RECORDS PROVIDED
▼▼▼
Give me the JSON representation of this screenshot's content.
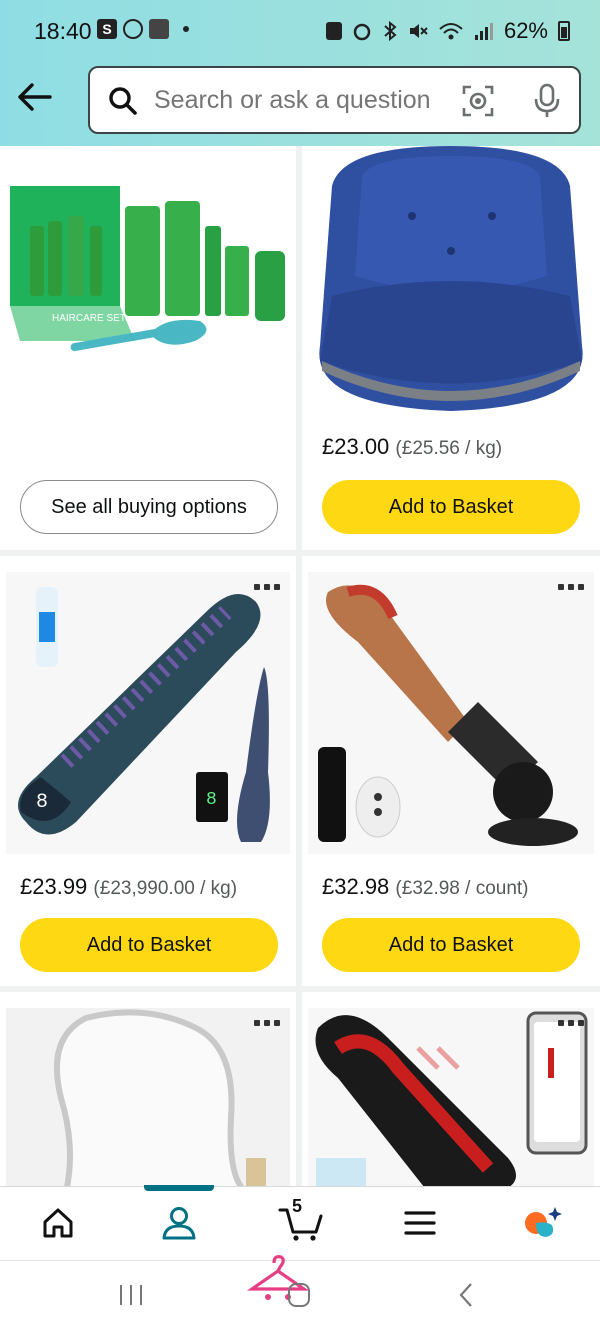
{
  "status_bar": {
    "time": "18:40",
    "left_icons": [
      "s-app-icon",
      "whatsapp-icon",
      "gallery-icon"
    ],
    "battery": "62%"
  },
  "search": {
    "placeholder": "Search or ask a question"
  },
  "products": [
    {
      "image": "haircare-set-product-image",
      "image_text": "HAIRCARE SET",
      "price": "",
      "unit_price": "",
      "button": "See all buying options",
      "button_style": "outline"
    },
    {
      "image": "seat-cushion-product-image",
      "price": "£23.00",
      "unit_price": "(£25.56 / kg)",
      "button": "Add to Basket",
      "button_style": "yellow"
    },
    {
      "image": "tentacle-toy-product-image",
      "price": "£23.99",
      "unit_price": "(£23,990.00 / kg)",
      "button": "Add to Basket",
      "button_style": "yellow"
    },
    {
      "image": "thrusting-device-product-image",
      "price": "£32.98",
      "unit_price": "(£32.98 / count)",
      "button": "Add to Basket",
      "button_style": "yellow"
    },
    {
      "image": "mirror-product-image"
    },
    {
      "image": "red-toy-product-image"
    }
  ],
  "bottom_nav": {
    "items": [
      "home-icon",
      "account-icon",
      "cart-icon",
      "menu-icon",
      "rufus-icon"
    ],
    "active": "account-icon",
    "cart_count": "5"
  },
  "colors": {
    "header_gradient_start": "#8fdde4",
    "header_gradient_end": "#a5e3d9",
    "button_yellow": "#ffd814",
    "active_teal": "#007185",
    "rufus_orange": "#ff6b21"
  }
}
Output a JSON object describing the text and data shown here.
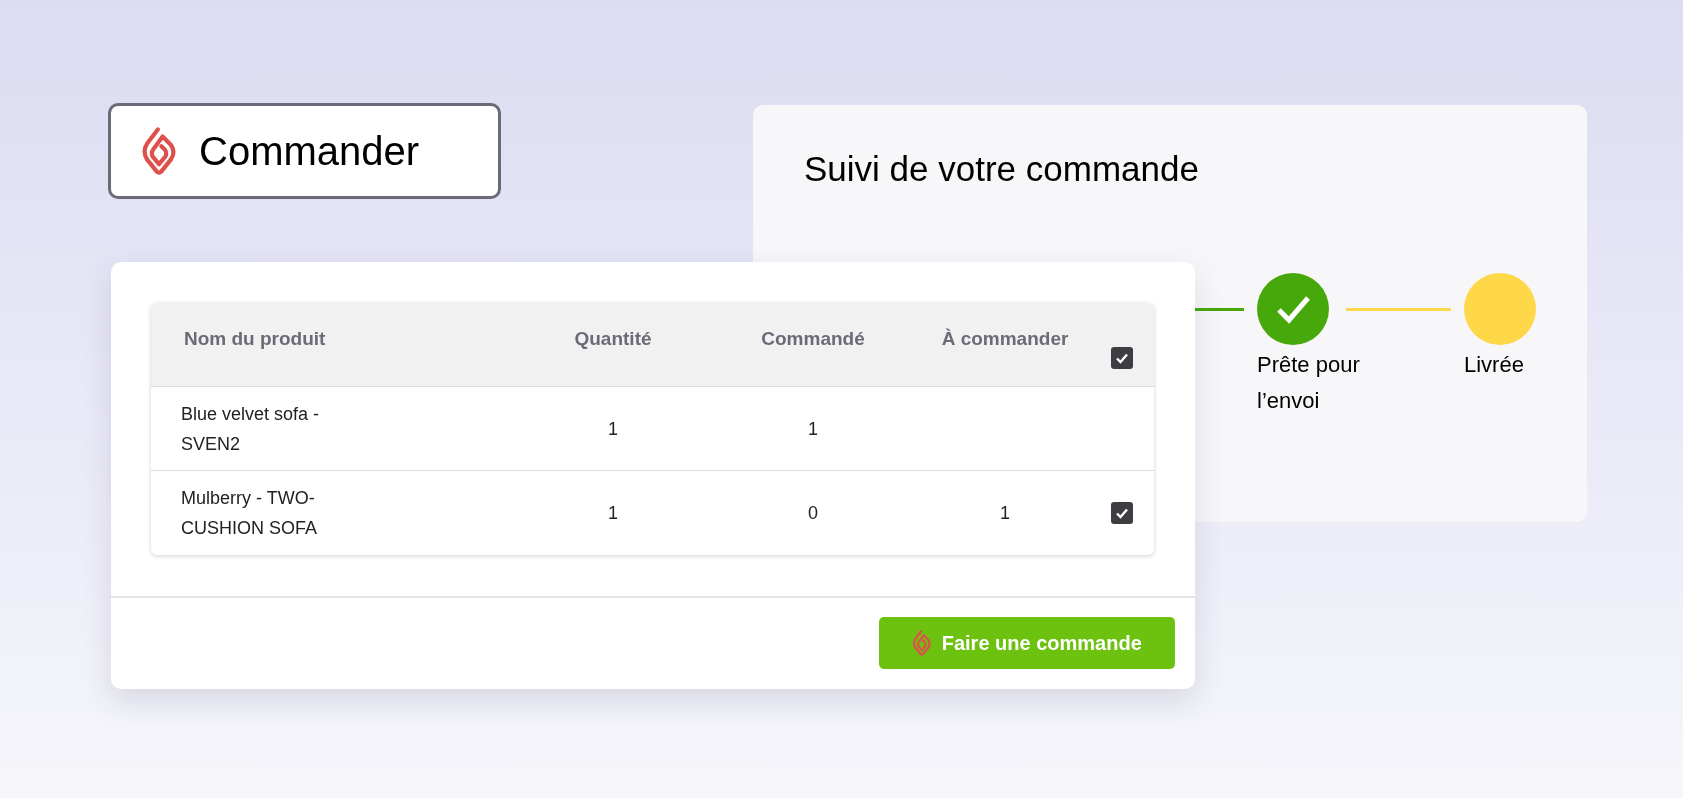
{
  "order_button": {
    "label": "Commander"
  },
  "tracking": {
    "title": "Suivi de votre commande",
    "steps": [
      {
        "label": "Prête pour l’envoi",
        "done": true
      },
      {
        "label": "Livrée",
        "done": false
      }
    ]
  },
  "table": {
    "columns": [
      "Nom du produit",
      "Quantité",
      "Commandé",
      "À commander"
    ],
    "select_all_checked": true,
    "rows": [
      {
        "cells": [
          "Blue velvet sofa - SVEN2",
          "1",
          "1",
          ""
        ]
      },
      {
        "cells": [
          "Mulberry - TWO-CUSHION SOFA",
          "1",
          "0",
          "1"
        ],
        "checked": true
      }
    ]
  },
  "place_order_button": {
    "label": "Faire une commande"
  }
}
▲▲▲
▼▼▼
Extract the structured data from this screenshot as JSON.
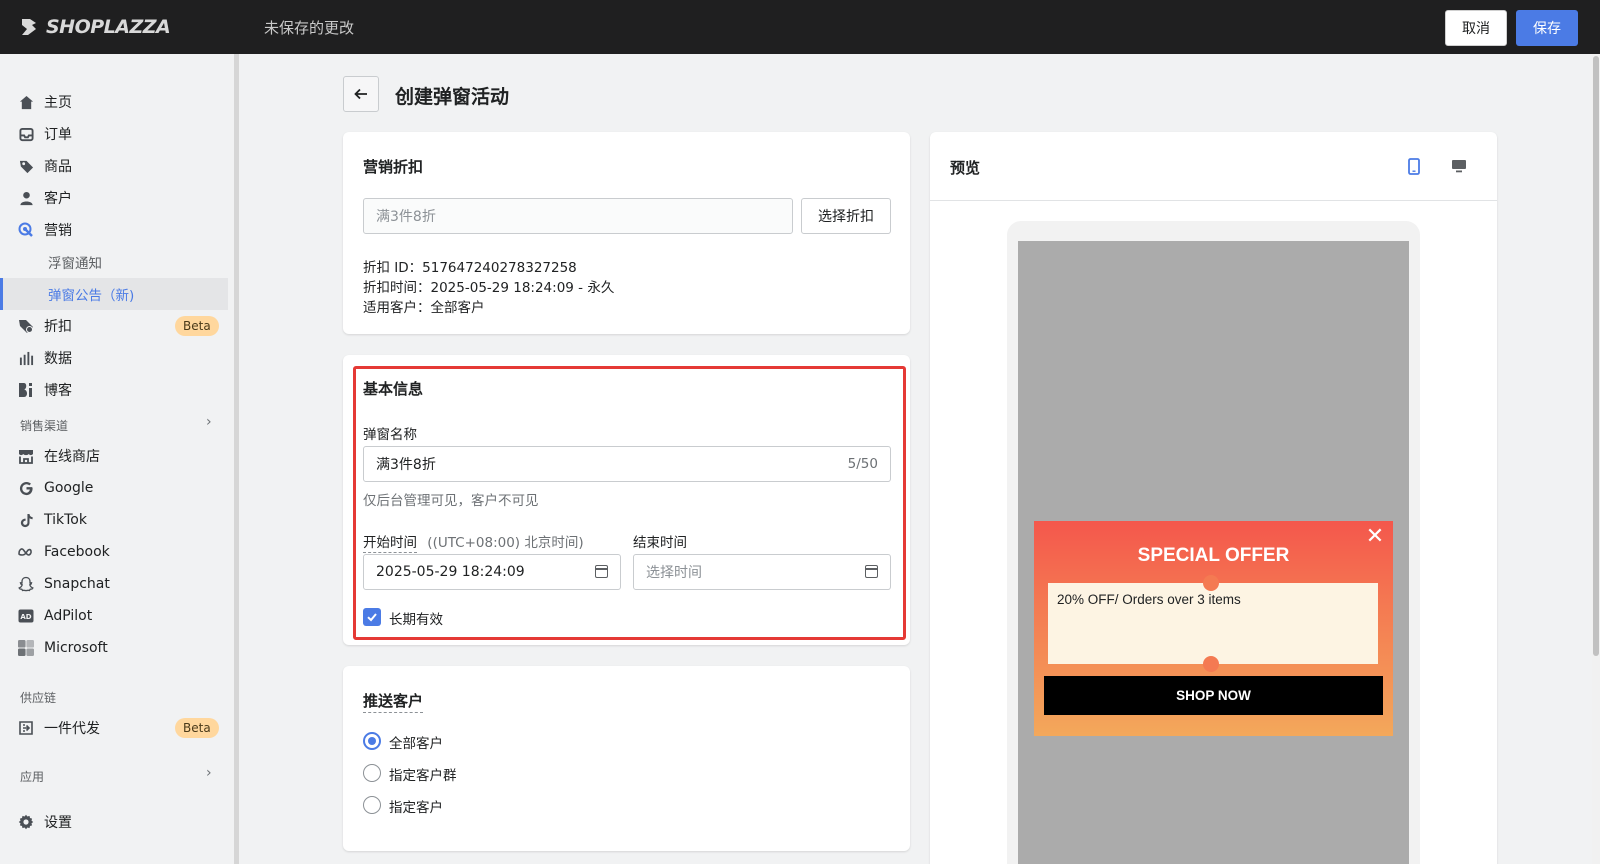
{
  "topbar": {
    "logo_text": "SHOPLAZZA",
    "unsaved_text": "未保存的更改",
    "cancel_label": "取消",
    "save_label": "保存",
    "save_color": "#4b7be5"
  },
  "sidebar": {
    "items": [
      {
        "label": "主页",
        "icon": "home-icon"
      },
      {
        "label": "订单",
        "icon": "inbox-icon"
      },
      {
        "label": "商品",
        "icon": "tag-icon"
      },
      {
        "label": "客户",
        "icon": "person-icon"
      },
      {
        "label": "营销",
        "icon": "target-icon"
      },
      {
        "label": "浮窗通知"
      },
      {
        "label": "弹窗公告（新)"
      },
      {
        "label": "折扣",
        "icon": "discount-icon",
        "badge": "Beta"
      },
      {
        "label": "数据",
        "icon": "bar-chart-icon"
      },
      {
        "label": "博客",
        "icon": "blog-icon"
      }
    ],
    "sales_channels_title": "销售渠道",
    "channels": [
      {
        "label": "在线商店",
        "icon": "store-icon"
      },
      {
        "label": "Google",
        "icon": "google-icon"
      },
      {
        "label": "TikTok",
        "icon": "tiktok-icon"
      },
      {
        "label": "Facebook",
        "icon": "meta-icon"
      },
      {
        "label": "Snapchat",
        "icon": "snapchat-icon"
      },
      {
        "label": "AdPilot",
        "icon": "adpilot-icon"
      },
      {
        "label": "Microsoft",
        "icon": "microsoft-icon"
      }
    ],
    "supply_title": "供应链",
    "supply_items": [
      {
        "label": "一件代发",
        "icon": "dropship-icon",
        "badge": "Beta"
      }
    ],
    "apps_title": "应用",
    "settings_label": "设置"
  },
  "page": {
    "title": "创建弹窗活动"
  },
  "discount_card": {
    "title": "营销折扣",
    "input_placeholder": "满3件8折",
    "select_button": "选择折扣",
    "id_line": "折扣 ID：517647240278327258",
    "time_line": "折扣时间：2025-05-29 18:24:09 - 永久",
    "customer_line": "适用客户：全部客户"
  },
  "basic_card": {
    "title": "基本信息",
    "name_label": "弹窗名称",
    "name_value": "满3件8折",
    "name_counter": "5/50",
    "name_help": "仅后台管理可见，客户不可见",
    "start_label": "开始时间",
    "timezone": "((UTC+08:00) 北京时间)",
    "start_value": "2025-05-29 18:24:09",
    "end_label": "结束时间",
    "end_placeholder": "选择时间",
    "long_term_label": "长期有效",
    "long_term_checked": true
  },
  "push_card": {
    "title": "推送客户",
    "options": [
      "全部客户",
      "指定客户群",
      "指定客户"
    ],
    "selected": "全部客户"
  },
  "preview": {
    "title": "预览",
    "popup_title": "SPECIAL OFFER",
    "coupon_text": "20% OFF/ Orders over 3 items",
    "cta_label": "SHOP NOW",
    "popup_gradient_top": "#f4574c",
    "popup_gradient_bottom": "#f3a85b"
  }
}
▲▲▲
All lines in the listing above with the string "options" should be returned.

TASK SOLUTION
      "button": "See all buying options",
    "options": [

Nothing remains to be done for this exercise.